Scott Miller, an entomologist at the Smithsonian who worked on the Panama, shows off one of the species from the survey that's at the National Museum of Natural History's insect zoo in Washington, D.C.
"We're standing in front of a colony of leafcutter ants," he says. "There you see one of the worker's who's carrying a leaf above its head and across its back as if it were sort of a sail, it looks sort of the like a sailboat, walking across the rock here."
Miller says the leafcutter ant is one of thousands of arthropod species in Panama's San Lorenzo forest. Arthropod are insects, plus spiders, mites, centipedes and pretty much everything else that lives on land and has at least six legs.
Many researchers thought that counting all the arthropods in even a small area of rainforest would be impossible. But that didn't stop Yves Basset, an entomologist with the Smithsonian Tropical Research Institute in Panama who led the study.
"We sampled every arthropod from the soil to the top of the forest — we call that the canopy," he says.
That canopy was as much as 13 stories above the forest floor. So Basset and his multinational team of researchers and volunteers had to get creative. They got help from professional tree climbers. They used a helium balloon to soar above the foliage. They had a helicopter lower a giant inflatable sampling platform onto the tree tops.
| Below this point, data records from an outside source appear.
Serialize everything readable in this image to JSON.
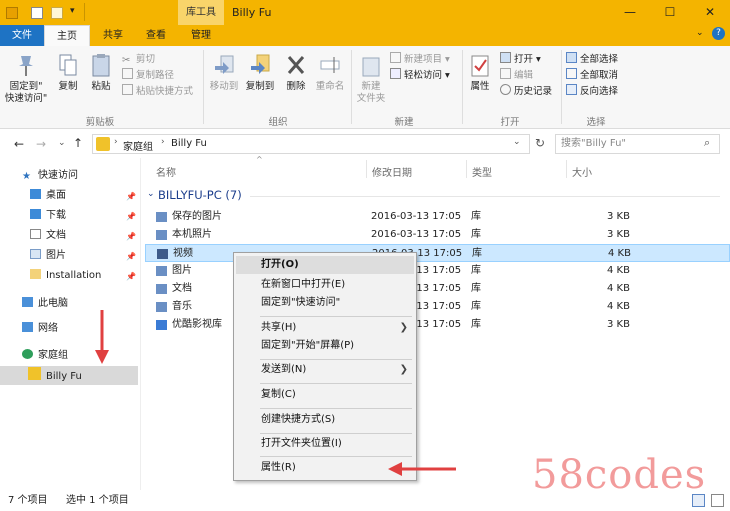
{
  "window": {
    "context_tab": "库工具",
    "title": "Billy Fu",
    "minimize": "—",
    "maximize": "☐",
    "close": "✕"
  },
  "ribbon_tabs": {
    "file": "文件",
    "home": "主页",
    "share": "共享",
    "view": "查看",
    "manage": "管理"
  },
  "ribbon": {
    "clipboard": {
      "pin": "固定到\"\n快速访问\"",
      "pin_line1": "固定到\"",
      "pin_line2": "快速访问\"",
      "copy": "复制",
      "paste": "粘贴",
      "cut": "剪切",
      "copy_path": "复制路径",
      "paste_shortcut": "粘贴快捷方式",
      "label": "剪贴板"
    },
    "organize": {
      "move_to": "移动到",
      "copy_to": "复制到",
      "delete": "删除",
      "rename": "重命名",
      "label": "组织"
    },
    "new": {
      "new_folder_line1": "新建",
      "new_folder_line2": "文件夹",
      "new_item": "新建项目",
      "easy_access": "轻松访问",
      "label": "新建"
    },
    "open": {
      "properties": "属性",
      "open": "打开",
      "edit": "编辑",
      "history": "历史记录",
      "label": "打开"
    },
    "select": {
      "select_all": "全部选择",
      "select_none": "全部取消",
      "invert": "反向选择",
      "label": "选择"
    }
  },
  "address": {
    "path_root": "家庭组",
    "path_leaf": "Billy Fu",
    "search_placeholder": "搜索\"Billy Fu\""
  },
  "nav_pane": {
    "quick_access": "快速访问",
    "desktop": "桌面",
    "downloads": "下载",
    "documents": "文档",
    "pictures": "图片",
    "installation": "Installation",
    "this_pc": "此电脑",
    "network": "网络",
    "homegroup": "家庭组",
    "billy": "Billy Fu"
  },
  "columns": {
    "name": "名称",
    "modified": "修改日期",
    "type": "类型",
    "size": "大小"
  },
  "group_title": "BILLYFU-PC (7)",
  "files": [
    {
      "name": "保存的图片",
      "date": "2016-03-13 17:05",
      "type": "库",
      "size": "3 KB"
    },
    {
      "name": "本机照片",
      "date": "2016-03-13 17:05",
      "type": "库",
      "size": "3 KB"
    },
    {
      "name": "视频",
      "date": "2016-03-13 17:05",
      "type": "库",
      "size": "4 KB"
    },
    {
      "name": "图片",
      "date": "2016-03-13 17:05",
      "type": "库",
      "size": "4 KB"
    },
    {
      "name": "文档",
      "date": "2016-03-13 17:05",
      "type": "库",
      "size": "4 KB"
    },
    {
      "name": "音乐",
      "date": "2016-03-13 17:05",
      "type": "库",
      "size": "4 KB"
    },
    {
      "name": "优酷影视库",
      "date": "2016-03-13 17:05",
      "type": "库",
      "size": "3 KB"
    }
  ],
  "context_menu": {
    "open": "打开(O)",
    "open_new_window": "在新窗口中打开(E)",
    "pin_quick": "固定到\"快速访问\"",
    "share": "共享(H)",
    "pin_start": "固定到\"开始\"屏幕(P)",
    "send_to": "发送到(N)",
    "copy": "复制(C)",
    "create_shortcut": "创建快捷方式(S)",
    "open_location": "打开文件夹位置(I)",
    "properties": "属性(R)"
  },
  "status": {
    "count": "7 个项目",
    "selected": "选中 1 个项目"
  },
  "watermark": "58codes",
  "colors": {
    "title_bar": "#f4b400",
    "file_tab": "#1e73c4",
    "selection": "#cce8ff",
    "arrow": "#e04040"
  }
}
And they also had construction crane right in the middle of the forest.
"You are — the scientist — actually sitting in a little gondola, a little, sort of cage, and then you have a radio and then you tell the operator where you want to go," Bassett says.
The floor of the rainforest is humid, but up in the canopy it's sunny, dry, and very windy.
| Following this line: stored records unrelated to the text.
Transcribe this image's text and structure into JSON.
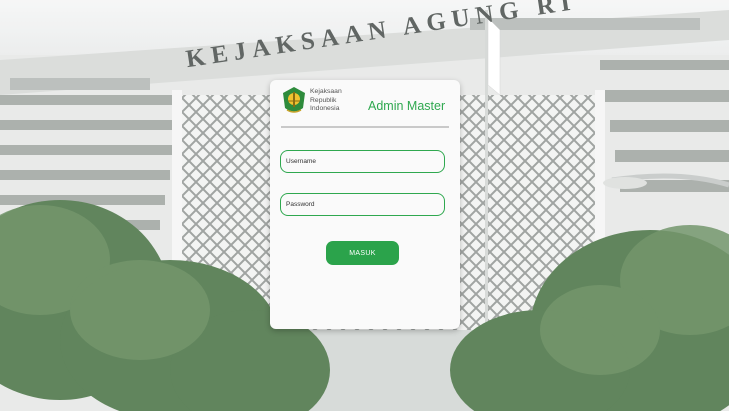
{
  "background": {
    "sign_text": "KEJAKSAAN AGUNG RI"
  },
  "login": {
    "brand_lines": [
      "Kejaksaan",
      "Republik",
      "Indonesia"
    ],
    "title": "Admin Master",
    "username_placeholder": "Username",
    "password_placeholder": "Password",
    "submit_label": "MASUK"
  },
  "colors": {
    "accent": "#2fa84f",
    "button": "#2ba34b",
    "card": "#fafafa"
  }
}
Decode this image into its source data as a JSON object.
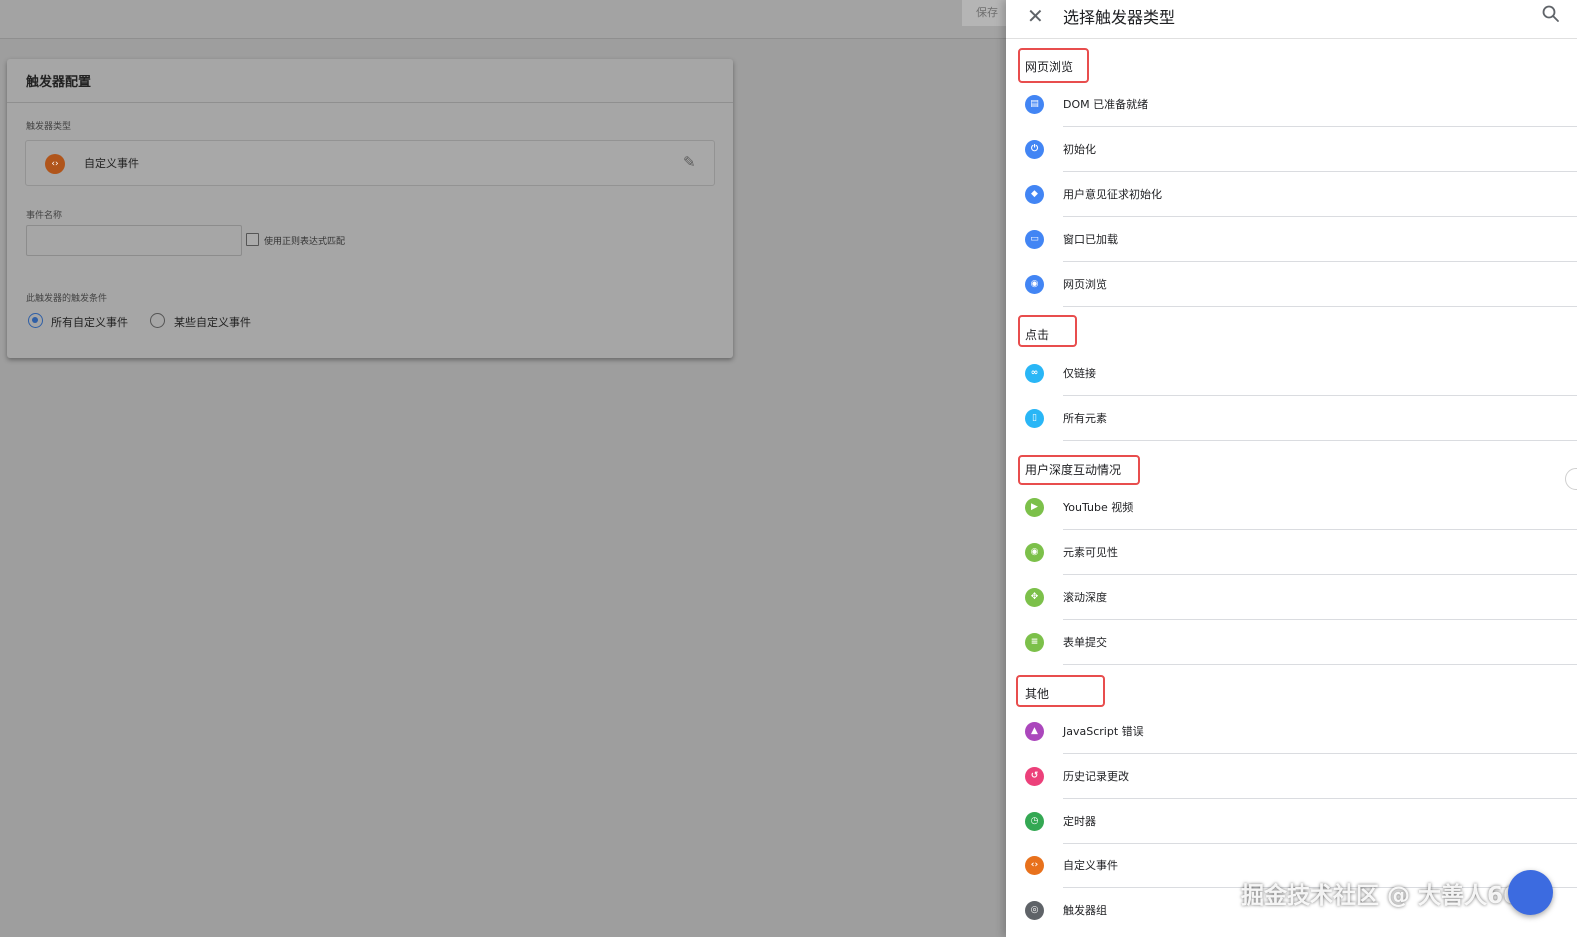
{
  "topbar": {
    "save_label": "保存"
  },
  "card": {
    "title": "触发器配置",
    "type_label": "触发器类型",
    "type_value": "自定义事件",
    "event_name_label": "事件名称",
    "event_name_value": "",
    "regex_label": "使用正则表达式匹配",
    "condition_label": "此触发器的触发条件",
    "radio_all": "所有自定义事件",
    "radio_some": "某些自定义事件"
  },
  "panel": {
    "title": "选择触发器类型",
    "sections": [
      {
        "label": "网页浏览",
        "items": [
          {
            "label": "DOM 已准备就绪",
            "icon": "document-icon",
            "color": "#4285f4"
          },
          {
            "label": "初始化",
            "icon": "power-icon",
            "color": "#4285f4"
          },
          {
            "label": "用户意见征求初始化",
            "icon": "shield-icon",
            "color": "#4285f4"
          },
          {
            "label": "窗口已加载",
            "icon": "window-icon",
            "color": "#4285f4"
          },
          {
            "label": "网页浏览",
            "icon": "eye-icon",
            "color": "#4285f4"
          }
        ]
      },
      {
        "label": "点击",
        "items": [
          {
            "label": "仅链接",
            "icon": "link-icon",
            "color": "#29b6f6"
          },
          {
            "label": "所有元素",
            "icon": "mouse-icon",
            "color": "#29b6f6"
          }
        ]
      },
      {
        "label": "用户深度互动情况",
        "items": [
          {
            "label": "YouTube 视频",
            "icon": "play-icon",
            "color": "#7cc04a"
          },
          {
            "label": "元素可见性",
            "icon": "eye-icon",
            "color": "#7cc04a"
          },
          {
            "label": "滚动深度",
            "icon": "scroll-icon",
            "color": "#7cc04a"
          },
          {
            "label": "表单提交",
            "icon": "form-icon",
            "color": "#7cc04a"
          }
        ]
      },
      {
        "label": "其他",
        "items": [
          {
            "label": "JavaScript 错误",
            "icon": "warning-icon",
            "color": "#ab47bc"
          },
          {
            "label": "历史记录更改",
            "icon": "history-icon",
            "color": "#ec407a"
          },
          {
            "label": "定时器",
            "icon": "alarm-icon",
            "color": "#34a853"
          },
          {
            "label": "自定义事件",
            "icon": "code-icon",
            "color": "#e8711c"
          },
          {
            "label": "触发器组",
            "icon": "group-icon",
            "color": "#5f6368"
          }
        ]
      }
    ]
  },
  "watermark": "掘金技术社区 @ 大善人666"
}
"If you are sort of dangling on a rope when there is big wind, this could be dangerous," he says. "Also some branches might fall, so you have to be a bit careful about this."
It took Basset and his team two years to collect the specimens and send them out to labs all over the world for identification. The Smithsonian's Scott Miller says it took more than 100 scientists another eight years to process them all.
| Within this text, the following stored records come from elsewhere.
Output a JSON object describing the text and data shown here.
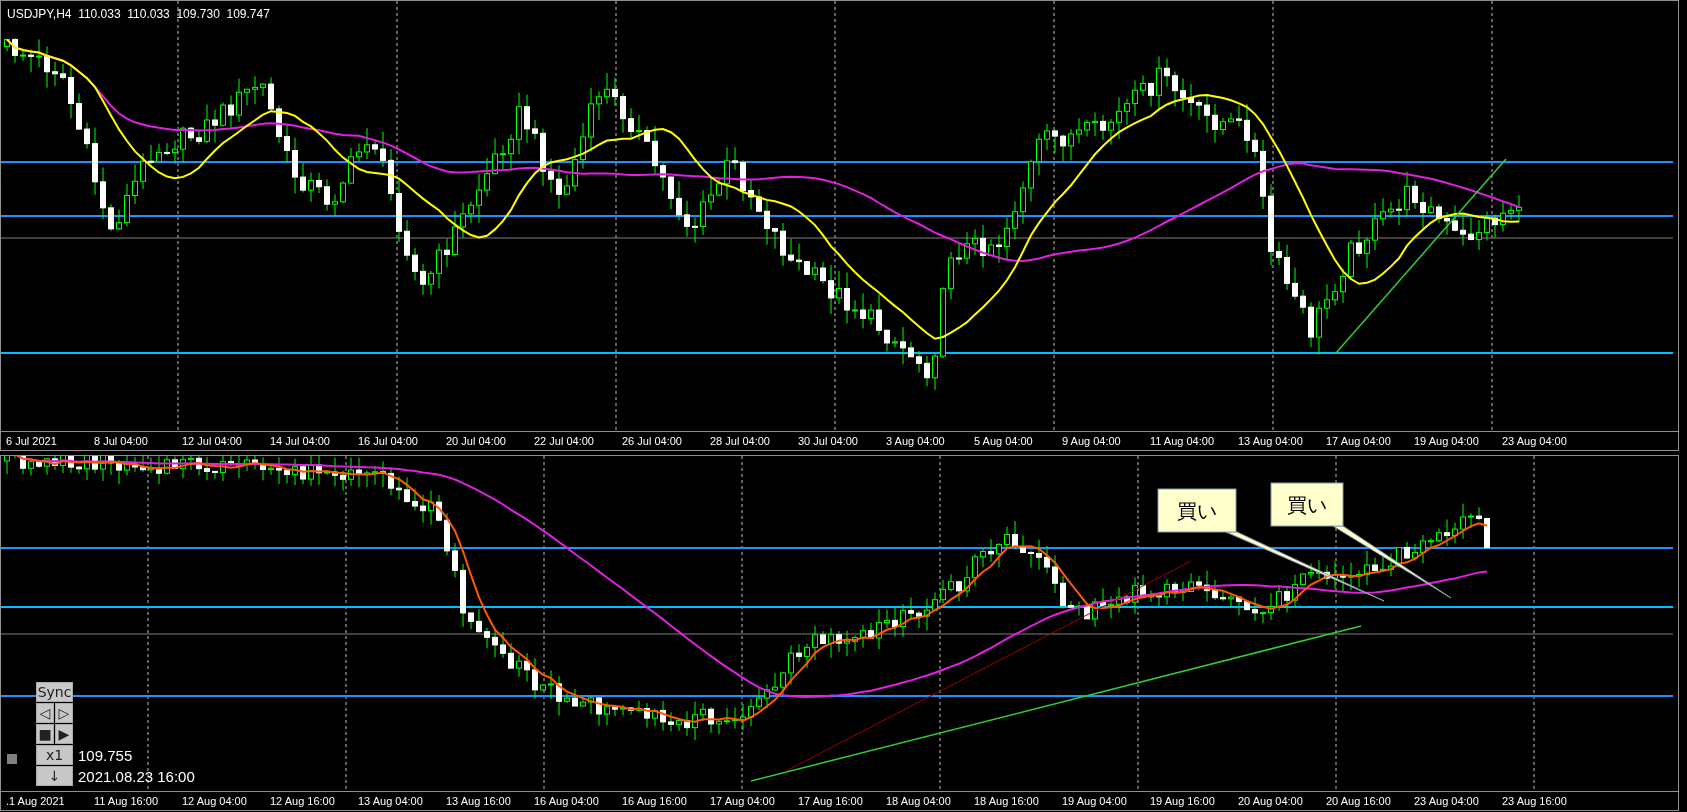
{
  "top_chart": {
    "symbol": "USDJPY,H4",
    "ohlc": [
      "110.033",
      "110.033",
      "109.730",
      "109.747"
    ],
    "x_labels": [
      "6 Jul 2021",
      "8 Jul 04:00",
      "12 Jul 04:00",
      "14 Jul 04:00",
      "16 Jul 04:00",
      "20 Jul 04:00",
      "22 Jul 04:00",
      "26 Jul 04:00",
      "28 Jul 04:00",
      "30 Jul 04:00",
      "3 Aug 04:00",
      "5 Aug 04:00",
      "9 Aug 04:00",
      "11 Aug 04:00",
      "13 Aug 04:00",
      "17 Aug 04:00",
      "19 Aug 04:00",
      "23 Aug 04:00"
    ]
  },
  "bottom_chart": {
    "x_labels": [
      ".1 Aug 2021",
      "11 Aug 16:00",
      "12 Aug 04:00",
      "12 Aug 16:00",
      "13 Aug 04:00",
      "13 Aug 16:00",
      "16 Aug 04:00",
      "16 Aug 16:00",
      "17 Aug 04:00",
      "17 Aug 16:00",
      "18 Aug 04:00",
      "18 Aug 16:00",
      "19 Aug 04:00",
      "19 Aug 16:00",
      "20 Aug 04:00",
      "20 Aug 16:00",
      "23 Aug 04:00",
      "23 Aug 16:00"
    ],
    "callouts": [
      {
        "text": "買い"
      },
      {
        "text": "買い"
      }
    ],
    "sync_panel": {
      "title": "Sync",
      "prev": "◁",
      "next": "▷",
      "stop": "■",
      "play": "▶",
      "speed": "x1",
      "down": "↓",
      "price": "109.755",
      "datetime": "2021.08.23 16:00"
    }
  }
}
Miller says to identify the species, researchers relied in part on DNA analysis, and in part on the arthropods' physical characteristics.
"The hard parts of the male and female genitalia in many insects give us the diagnostic characters for species," Miller says.
In all, Basset and his colleagues had collected almost 130,000 arthropods — more than 6,000 species — from a total area of forest not much bigger than a football field. They published their results this week in the journal Science.
May Berenbaum, an insect ecologist at the University of Illinois at Urbana-Champaign, who wasn't involved in the Panama study, says nothing like this project has ever been done before. And it's important because of the critical role arthropods play in nature.
"They are what make communities run. They are the garbage disposers. They are the pollinators. They are the food for other organisms," she says.
And she says as development and climate change threaten places like tropical rainforests, we need all the baseline information we can get.
"If you don't know what's there, you don't know what's missing, and you don't know how to set aside, or how to save what you need to preserve the entire community," she says.
Berenbaum says she hopes there will be many more studies like this one.
Copyright NPR. View this article on npr.org.